The world of large-format printing continues to evolve and experience rapid growth and change as new technologies come to market and as demand for these products increases. It takes time to understand this large-format market, and so we share with you the pros and cons of some of these printing technologies and how they relate to the graphic arts printing market. The large-format printing market consists of three distinct segments:
Technical printing – which includes architectural, GIS, engineering, and construction documents
Production printing – which includes posters, signs, trade-show exhibits and banners
Large-format creative printing – which includes prepress, photography, and fine art printing.
Today we will focus on the graphic arts market. InfoTrends reported some time ago that 86% of large-format printing was sent out to copy shops and pay-for-print service providers. This represents a huge opportunity for print companies, but the big question is which technology to invest in. Let’s look at some of these different inkjet printing technologies.
Aqueous Inkjet Printing
The worldwide wide format aqueous inkjet market is a fairly mature market and represents 78% of all large-format printers sold in 2012.
PROS: Aqueous printers use a water-based ink that is environmentally friendly. You can set these printers up in any office environment with no harmful fumes. These printers plug into a regular electrical outlet and require no special ventilation. Aqueous printing still produces the finest resolution. Getting good quality colour reproduction out of the box, is much easier with an aqueous printer and manufacturers such as Canon have introduced a 12 colour pigmented ink set, which boast the largest color gamut available. A big plus is that these printers are relatively inexpensive to purchase.
CONS: Aqueous printers require a special coating on the media for ink to adhere properly for graphics applications. Paper and ink can be a little more expensive to run on these printers.
Canon, Epson, and Hewlett-Packard have all launched new systems to increase speeds and improve resolution and image quality. They also use new ink formulations to expand the colour gamut and improve short-term outdoor durability. These printers are generally used to produce printing for prepress/proofing, professional photographers, fine art, indoor signage and short-term outdoor banners and signage.
Latex Inkjet Printing
The latest developments in the inkjet ink field are the latex inks and resin-based inks. Both ink systems use water as the main ingredient but the carrier for the pigments is either latex or resin-based. Latex inkjet printers using these types of inks also need heaters built into the printer, so the media becomes receptive to the ink and also to allow the ink to dry properly.
PROS: Since the inks are water-based there is no need for extra ventilation to remove any harmful substances emanating from the printer. The water-based formulations of latex inks reduce the impact of printing on the environment. They produce durable printing for outdoor and indoor applications.

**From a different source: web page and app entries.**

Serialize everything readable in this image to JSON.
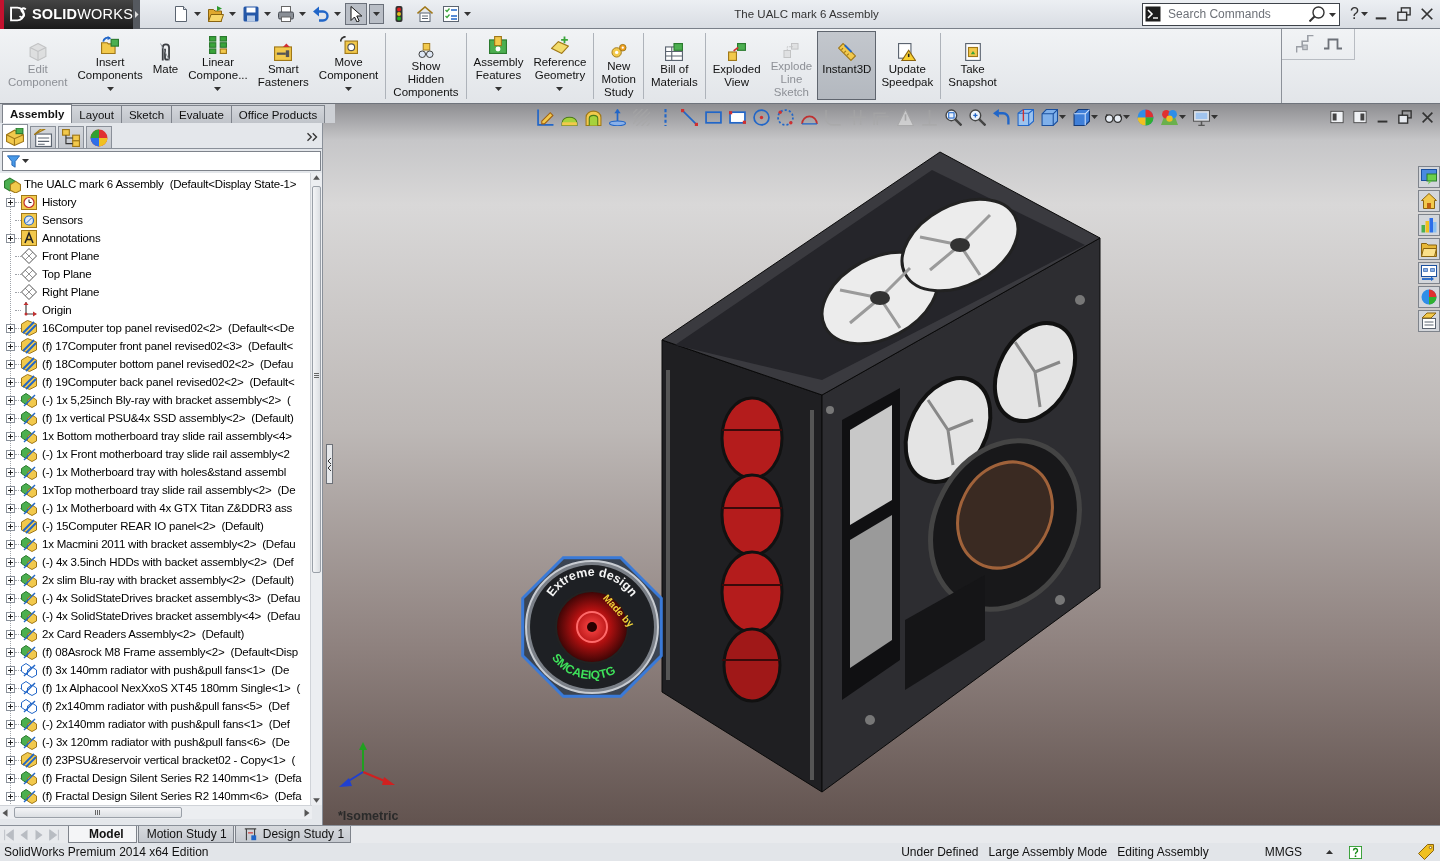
{
  "title_bar": {
    "logo": "**SOLID**WORKS",
    "title": "The UALC mark 6 Assembly",
    "search": {
      "placeholder": "Search Commands"
    },
    "help": "?"
  },
  "quick_access": [
    {
      "kind": "new",
      "menu": true,
      "pressed": false
    },
    {
      "kind": "open",
      "menu": true,
      "pressed": false
    },
    {
      "kind": "save",
      "menu": true,
      "pressed": false
    },
    {
      "kind": "print",
      "menu": true,
      "pressed": false
    },
    {
      "kind": "undo",
      "menu": true,
      "pressed": false
    },
    {
      "kind": "select",
      "menu": true,
      "pressed": true
    },
    {
      "kind": "rebuild",
      "menu": false,
      "pressed": false
    },
    {
      "kind": "properties",
      "menu": false,
      "pressed": false
    },
    {
      "kind": "options",
      "menu": true,
      "pressed": false
    }
  ],
  "command_manager": {
    "groups": [
      {
        "commands": [
          {
            "kind": "edit-component",
            "label": "Edit\nComponent",
            "disabled": true,
            "selected": false,
            "menu": false
          },
          {
            "kind": "insert-components",
            "label": "Insert\nComponents",
            "disabled": false,
            "selected": false,
            "menu": true
          },
          {
            "kind": "mate",
            "label": "Mate",
            "disabled": false,
            "selected": false,
            "menu": false
          },
          {
            "kind": "linear-pattern",
            "label": "Linear\nCompone...",
            "disabled": false,
            "selected": false,
            "menu": true
          },
          {
            "kind": "smart-fasteners",
            "label": "Smart\nFasteners",
            "disabled": false,
            "selected": false,
            "menu": false
          },
          {
            "kind": "move-component",
            "label": "Move\nComponent",
            "disabled": false,
            "selected": false,
            "menu": true
          }
        ]
      },
      {
        "commands": [
          {
            "kind": "show-hidden",
            "label": "Show\nHidden\nComponents",
            "disabled": false,
            "selected": false,
            "menu": false
          }
        ]
      },
      {
        "commands": [
          {
            "kind": "assembly-features",
            "label": "Assembly\nFeatures",
            "disabled": false,
            "selected": false,
            "menu": true
          },
          {
            "kind": "reference-geometry",
            "label": "Reference\nGeometry",
            "disabled": false,
            "selected": false,
            "menu": true
          }
        ]
      },
      {
        "commands": [
          {
            "kind": "motion-study",
            "label": "New\nMotion\nStudy",
            "disabled": false,
            "selected": false,
            "menu": false
          }
        ]
      },
      {
        "commands": [
          {
            "kind": "bom",
            "label": "Bill of\nMaterials",
            "disabled": false,
            "selected": false,
            "menu": false
          }
        ]
      },
      {
        "commands": [
          {
            "kind": "exploded-view",
            "label": "Exploded\nView",
            "disabled": false,
            "selected": false,
            "menu": false
          },
          {
            "kind": "explode-line-sketch",
            "label": "Explode\nLine\nSketch",
            "disabled": true,
            "selected": false,
            "menu": false
          },
          {
            "kind": "instant3d",
            "label": "Instant3D",
            "disabled": false,
            "selected": true,
            "menu": false
          },
          {
            "kind": "speedpak",
            "label": "Update\nSpeedpak",
            "disabled": false,
            "selected": false,
            "menu": false
          }
        ]
      },
      {
        "commands": [
          {
            "kind": "snapshot",
            "label": "Take\nSnapshot",
            "disabled": false,
            "selected": false,
            "menu": false
          }
        ]
      }
    ]
  },
  "command_tabs": [
    {
      "label": "Assembly",
      "selected": true
    },
    {
      "label": "Layout",
      "selected": false
    },
    {
      "label": "Sketch",
      "selected": false
    },
    {
      "label": "Evaluate",
      "selected": false
    },
    {
      "label": "Office Products",
      "selected": false
    }
  ],
  "view_toolbar": [
    {
      "kind": "sketch",
      "disabled": false,
      "menu": false
    },
    {
      "kind": "extrude",
      "disabled": false,
      "menu": false
    },
    {
      "kind": "revolve",
      "disabled": false,
      "menu": false
    },
    {
      "kind": "axis",
      "disabled": false,
      "menu": false
    },
    {
      "kind": "hatch",
      "disabled": true,
      "menu": false
    },
    {
      "kind": "centerline",
      "disabled": false,
      "menu": false
    },
    {
      "kind": "line",
      "disabled": false,
      "menu": false
    },
    {
      "kind": "rectangle",
      "disabled": false,
      "menu": false
    },
    {
      "kind": "corner-rectangle",
      "disabled": false,
      "menu": false
    },
    {
      "kind": "circle",
      "disabled": false,
      "menu": false
    },
    {
      "kind": "spline",
      "disabled": false,
      "menu": false
    },
    {
      "kind": "arc",
      "disabled": false,
      "menu": false
    },
    {
      "kind": "fillet",
      "disabled": true,
      "menu": false
    },
    {
      "kind": "trim",
      "disabled": true,
      "menu": false
    },
    {
      "kind": "offset",
      "disabled": true,
      "menu": false
    },
    {
      "kind": "triangle",
      "disabled": true,
      "menu": false
    },
    {
      "kind": "relation",
      "disabled": true,
      "menu": false
    },
    {
      "kind": "zoom-fit",
      "disabled": false,
      "menu": false
    },
    {
      "kind": "zoom-area",
      "disabled": false,
      "menu": false
    },
    {
      "kind": "previous-view",
      "disabled": false,
      "menu": false
    },
    {
      "kind": "section",
      "disabled": false,
      "menu": false
    },
    {
      "kind": "view-orientation",
      "disabled": false,
      "menu": true
    },
    {
      "kind": "display-style",
      "disabled": false,
      "menu": true
    },
    {
      "kind": "hide-show",
      "disabled": false,
      "menu": true
    },
    {
      "kind": "appearance",
      "disabled": false,
      "menu": false
    },
    {
      "kind": "scene",
      "disabled": false,
      "menu": true
    },
    {
      "kind": "view-settings",
      "disabled": false,
      "menu": true
    }
  ],
  "feature_manager": {
    "tabs": [
      {
        "kind": "feature-tree",
        "selected": true
      },
      {
        "kind": "property-manager",
        "selected": false
      },
      {
        "kind": "configuration-manager",
        "selected": false
      },
      {
        "kind": "display-manager",
        "selected": false
      }
    ],
    "tree": {
      "label": "The UALC mark 6 Assembly  (Default<Display State-1>",
      "kind": "assembly-root",
      "children": [
        {
          "label": "History",
          "kind": "history",
          "expand_box": true
        },
        {
          "label": "Sensors",
          "kind": "sensors",
          "expand_box": false
        },
        {
          "label": "Annotations",
          "kind": "annotations",
          "expand_box": true
        },
        {
          "label": "Front Plane",
          "kind": "plane",
          "expand_box": false
        },
        {
          "label": "Top Plane",
          "kind": "plane",
          "expand_box": false
        },
        {
          "label": "Right Plane",
          "kind": "plane",
          "expand_box": false
        },
        {
          "label": "Origin",
          "kind": "origin",
          "expand_box": false
        },
        {
          "label": "16Computer top panel revised02<2>  (Default<<De",
          "kind": "part",
          "expand_box": true
        },
        {
          "label": "(f) 17Computer front panel revised02<3>  (Default<",
          "kind": "part",
          "expand_box": true
        },
        {
          "label": "(f) 18Computer bottom panel revised02<2>  (Defau",
          "kind": "part",
          "expand_box": true
        },
        {
          "label": "(f) 19Computer back panel revised02<2>  (Default<",
          "kind": "part",
          "expand_box": true
        },
        {
          "label": "(-) 1x 5,25inch Bly-ray with bracket assembly<2>  (",
          "kind": "assembly",
          "expand_box": true
        },
        {
          "label": "(f) 1x vertical PSU&4x SSD assembly<2>  (Default)",
          "kind": "assembly",
          "expand_box": true
        },
        {
          "label": "1x Bottom motherboard tray slide rail assembly<4>",
          "kind": "assembly",
          "expand_box": true
        },
        {
          "label": "(-) 1x Front motherboard tray slide rail assembly<2",
          "kind": "assembly",
          "expand_box": true
        },
        {
          "label": "(-) 1x Motherboard tray with holes&stand assembl",
          "kind": "assembly",
          "expand_box": true
        },
        {
          "label": "1xTop motherboard tray slide rail assembly<2>  (De",
          "kind": "assembly",
          "expand_box": true
        },
        {
          "label": "(-) 1x Motherboard with 4x GTX Titan Z&DDR3 ass",
          "kind": "assembly",
          "expand_box": true
        },
        {
          "label": "(-) 15Computer REAR IO panel<2>  (Default)",
          "kind": "part",
          "expand_box": true
        },
        {
          "label": "1x Macmini 2011 with bracket assembly<2>  (Defau",
          "kind": "assembly",
          "expand_box": true
        },
        {
          "label": "(-) 4x 3.5inch HDDs with backet assembly<2>  (Def",
          "kind": "assembly",
          "expand_box": true
        },
        {
          "label": "2x slim Blu-ray with bracket assembly<2>  (Default)",
          "kind": "assembly",
          "expand_box": true
        },
        {
          "label": "(-) 4x SolidStateDrives bracket assembly<3>  (Defau",
          "kind": "assembly",
          "expand_box": true
        },
        {
          "label": "(-) 4x SolidStateDrives bracket assembly<4>  (Defau",
          "kind": "assembly",
          "expand_box": true
        },
        {
          "label": "2x Card Readers Assembly<2>  (Default)",
          "kind": "assembly",
          "expand_box": true
        },
        {
          "label": "(f) 08Asrock M8 Frame assembly<2>  (Default<Disp",
          "kind": "assembly",
          "expand_box": true
        },
        {
          "label": "(f) 3x 140mm radiator with push&pull fans<1>  (De",
          "kind": "hidden-assembly",
          "expand_box": true
        },
        {
          "label": "(f) 1x Alphacool NexXxoS XT45 180mm Single<1>  (",
          "kind": "hidden-assembly",
          "expand_box": true
        },
        {
          "label": "(f) 2x140mm radiator with push&pull fans<5>  (Def",
          "kind": "hidden-assembly",
          "expand_box": true
        },
        {
          "label": "(-) 2x140mm radiator with push&pull fans<1>  (Def",
          "kind": "assembly",
          "expand_box": true
        },
        {
          "label": "(-) 3x 120mm radiator with push&pull fans<6>  (De",
          "kind": "assembly",
          "expand_box": true
        },
        {
          "label": "(f) 23PSU&reservoir vertical bracket02 - Copy<1>  (",
          "kind": "part",
          "expand_box": true
        },
        {
          "label": "(f) Fractal Design Silent Series R2 140mm<1>  (Defa",
          "kind": "assembly",
          "expand_box": true
        },
        {
          "label": "(f) Fractal Design Silent Series R2 140mm<6>  (Defa",
          "kind": "assembly",
          "expand_box": true
        }
      ]
    }
  },
  "viewport": {
    "view_label": "*Isometric",
    "emblem": {
      "top_text": "Extreme design",
      "middle_text": "Made by",
      "bottom_text": "SMCAEIQTG"
    }
  },
  "bottom_tabs": [
    {
      "label": "Model",
      "kind": "model",
      "selected": true
    },
    {
      "label": "Motion Study 1",
      "kind": "motion",
      "selected": false
    },
    {
      "label": "Design Study 1",
      "kind": "design",
      "selected": false
    }
  ],
  "status_bar": {
    "edition": "SolidWorks Premium 2014 x64 Edition",
    "items": [
      "Under Defined",
      "Large Assembly Mode",
      "Editing Assembly"
    ],
    "units": "MMGS"
  }
}
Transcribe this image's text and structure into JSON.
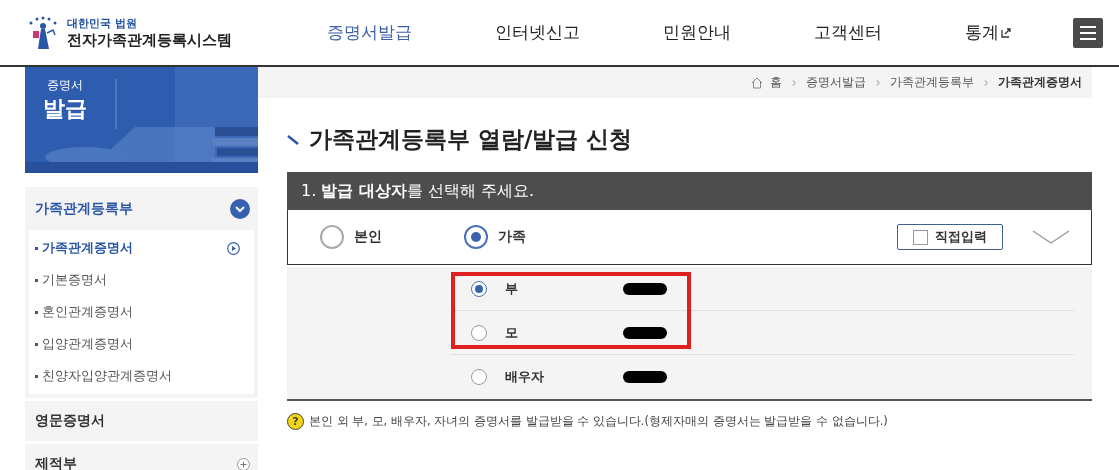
{
  "header": {
    "logo_small": "대한민국 법원",
    "logo_title": "전자가족관계등록시스템",
    "nav": [
      {
        "label": "증명서발급",
        "selected": true,
        "external": false
      },
      {
        "label": "인터넷신고",
        "selected": false,
        "external": false
      },
      {
        "label": "민원안내",
        "selected": false,
        "external": false
      },
      {
        "label": "고객센터",
        "selected": false,
        "external": false
      },
      {
        "label": "통계",
        "selected": false,
        "external": true
      }
    ]
  },
  "banner": {
    "kind": "picture",
    "title_top": "증명서",
    "title_bottom": "발급"
  },
  "sidebar": {
    "groups": [
      {
        "label": "가족관계등록부",
        "expanded": true,
        "children": [
          {
            "label": "가족관계증명서",
            "selected": true
          },
          {
            "label": "기본증명서",
            "selected": false
          },
          {
            "label": "혼인관계증명서",
            "selected": false
          },
          {
            "label": "입양관계증명서",
            "selected": false
          },
          {
            "label": "친양자입양관계증명서",
            "selected": false
          }
        ]
      },
      {
        "label": "영문증명서",
        "expanded": false,
        "expandable": false
      },
      {
        "label": "제적부",
        "expanded": false,
        "expandable": true
      }
    ]
  },
  "breadcrumb": [
    "홈",
    "증명서발급",
    "가족관계등록부",
    "가족관계증명서"
  ],
  "title": "가족관계등록부 열람/발급 신청",
  "step": {
    "heading": "1. **발급 대상자**를 선택해 주세요.",
    "targets": [
      {
        "label": "본인",
        "selected": false
      },
      {
        "label": "가족",
        "selected": true
      }
    ],
    "direct_input": {
      "label": "직접입력",
      "checked": false
    },
    "expanded": true,
    "family": [
      {
        "label": "부",
        "selected": true,
        "redacted": true,
        "highlighted": true
      },
      {
        "label": "모",
        "selected": false,
        "redacted": true,
        "highlighted": true
      },
      {
        "label": "배우자",
        "selected": false,
        "redacted": true,
        "highlighted": false
      }
    ]
  },
  "note_mark": "?",
  "note": "본인 외 부, 모, 배우자, 자녀의 증명서를 발급받을 수 있습니다.(형제자매의 증명서는 발급받을 수 없습니다.)"
}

Prints look very good for signage applications.
CONS: Latex printers require preprint and postprint heaters to cure the media, resulting in higher energy consumption compared to other inkjet technologies. Some substrates may buckle under the higher temperatures.
HP first came to the market with this latex technology, but Mimaki and Ricoh have also now joined the fold. Mimaki claims the drying temperature of their new model is below 60°C, while the HP printers need around 120°C, which implies lower energy consumption for the Mimaki Latex printer.
Solvent Inkjet Printing
PROS: Solvent printers produce a very durable, scratch resistant product that is typically used for outdoor applications such as banners, vehicle graphics, etc. They print on uncoated materials and essentially “etch” the surface of the material to bond securely to the substrate.
CONS: First and foremost are the fumes. You have to have good ventilation if you’re running a hard solvent machine. Complete drying can be an issue for vinyls that need to be laminated.
UV-based Flatbed printers
UV-curable printers, unlike aqueous or solvent printers, use ink where the carrier is not evaporated and the ink doesn’t dry – it is cured using an ultraviolet light.
PROS: UV printing does not require coated media, resulting in cost savings on many materials. UV-curable ink essentially dries (cures) almost immediately and is very durable outdoors. UV-curing inks can print onto just about any substrate like foam board, wood, cardboard, glass, vinyls and much more.
CONS: UV inks are less conformable to media that stretches such as vinyl for vehicle wraps. The main con of UV is that UV ink does not dry flat on the media. Because of that, a perfectly dried UV-printed image is going to have a matte look to it. While the gamuts of UV machines have made great strides in the past several years, they’re still not in the league of solvents, or (in some cases) latex. Good UV machines are expensive.
Whichever inkjet printer you decide on, make sure you have a well defined market for its capacity before signing on to buy.